This shift in the relative roles of the State and private enterprise took place first in the US and UK. When the first archconservative American Presidential candidate Barry Goldwater in the 1960s preached less government, few took him seriously. His disciple Ronald Reagan as President introduced policies and programmes that were to the right of Goldwater. He embraced the Laffer curve and cut taxes, increased defence spending to record levels, pushing the Soviet Union into economic breakdown as it tried to compete, and raised deficits to unprecedented levels. Todays President Bush is outspending Reagan, has cut taxes and threatens more, and has converted a huge budget surplus into a mind-boggling deficit. Yet nobody calls him as they did Reagan, a slave of voodoo economics.
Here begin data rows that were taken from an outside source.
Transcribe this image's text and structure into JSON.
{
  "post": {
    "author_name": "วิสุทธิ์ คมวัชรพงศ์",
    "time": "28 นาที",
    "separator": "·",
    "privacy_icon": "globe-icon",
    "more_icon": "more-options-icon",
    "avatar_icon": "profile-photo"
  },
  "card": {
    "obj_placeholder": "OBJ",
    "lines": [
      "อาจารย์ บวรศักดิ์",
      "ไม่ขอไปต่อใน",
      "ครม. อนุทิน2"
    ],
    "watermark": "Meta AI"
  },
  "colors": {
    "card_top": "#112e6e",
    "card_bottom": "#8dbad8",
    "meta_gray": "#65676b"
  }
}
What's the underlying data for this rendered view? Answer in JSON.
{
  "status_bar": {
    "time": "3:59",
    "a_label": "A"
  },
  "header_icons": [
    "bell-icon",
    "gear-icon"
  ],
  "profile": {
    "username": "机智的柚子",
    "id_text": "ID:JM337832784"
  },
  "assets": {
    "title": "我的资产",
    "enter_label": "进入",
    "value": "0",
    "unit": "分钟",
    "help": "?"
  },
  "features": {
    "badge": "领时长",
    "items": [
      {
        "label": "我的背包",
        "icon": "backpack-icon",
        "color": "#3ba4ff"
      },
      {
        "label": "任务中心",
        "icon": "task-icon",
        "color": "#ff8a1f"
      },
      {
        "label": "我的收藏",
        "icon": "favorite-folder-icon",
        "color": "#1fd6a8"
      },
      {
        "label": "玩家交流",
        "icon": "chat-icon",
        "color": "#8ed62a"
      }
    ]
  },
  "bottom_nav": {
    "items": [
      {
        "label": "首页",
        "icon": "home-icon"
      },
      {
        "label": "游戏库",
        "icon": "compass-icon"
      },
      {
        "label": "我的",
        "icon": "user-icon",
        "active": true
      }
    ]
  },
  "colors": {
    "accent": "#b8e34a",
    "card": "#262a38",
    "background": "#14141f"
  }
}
The Washington consensus represented a standard programme laid down by the International Monetary Fund for countries that came to it for emergency assistance when their economies had reached such unsustainable levels of borrowing that they were unable to service their debts. It called for cutting deficits, raising domestic taxes and cutting import duties, opening the economy to foreign investment and moving towards a convertible currency. The most indebted nation in the world has a ballooning deficit. But the prescription has not been applied to the US.

When the dollar is the reserve currency for the world, everyone wants to trade with it, its economy has vast resources, enormous innovation and rising productivity, it is the only superpower in military and economic terms and people want to keep their money there. So long as international funds keep flowing into the US for investment in Treasury bonds and other financial and physical assets, the US can, as it does, finance current consumption using the savings of foreigners.

That is why the Washington consensus applies everywhere but in Washington. The US today has rising inequalities, growing poverty, the rise of robber barons among companies and their paid managers, the collapse of pension funds that are primarily invested in equities and lack of health care to a growing number of the aged and poor. Unemployment is rising, inflation rearing its head. The extreme rightward swing of the economic policy pendulum in the US is bound to swing leftwards in future years.

In comparison, India remains left of centre. Not only is our currency not tied rigidly to the dollar in a currency board as many others are, it is not even fully convertible. Import duties are still among the highest in the world. Income tax slabs are so low that even in purchasing power parity terms, those who do pay taxes are probably among the most heavily taxed in the world. State-owned enterprises if one takes account of infrastructure and other services account for a much larger proportion of the economy than just public enterprises that have been the object of on-off disinvestment.

After the last elections it has been argued that technocratic solutions must be tempered by political realism. This is the rationale for the move against disinvestment and more investment in physical and social infrastructure by the State. Ownership does not matter. What does is that they are run efficiently and competitively, producing a good return on investment for the State. There is a crying need to redress the declining public investment in agriculture for almost two decades and to spend more to achieve health and education for all. But the real issue is the ability of the State to spend more, to do it efficiently and effectively deliver health, education and other social services to those for whom they are intended.

Economists must rethink the extent of sustainable deficits, the degree of acceptable inflation and the means to manage the economy so that these can be controlled as desired. But getting their relationships right is part of the technocratic solutions essential to prevent harm as we resume a greater role for the State in the economy. The swing must be carefully calibrated so that we are able to build on the gains of the last decade.

The author is Chairman, Institute for Social and Economic Change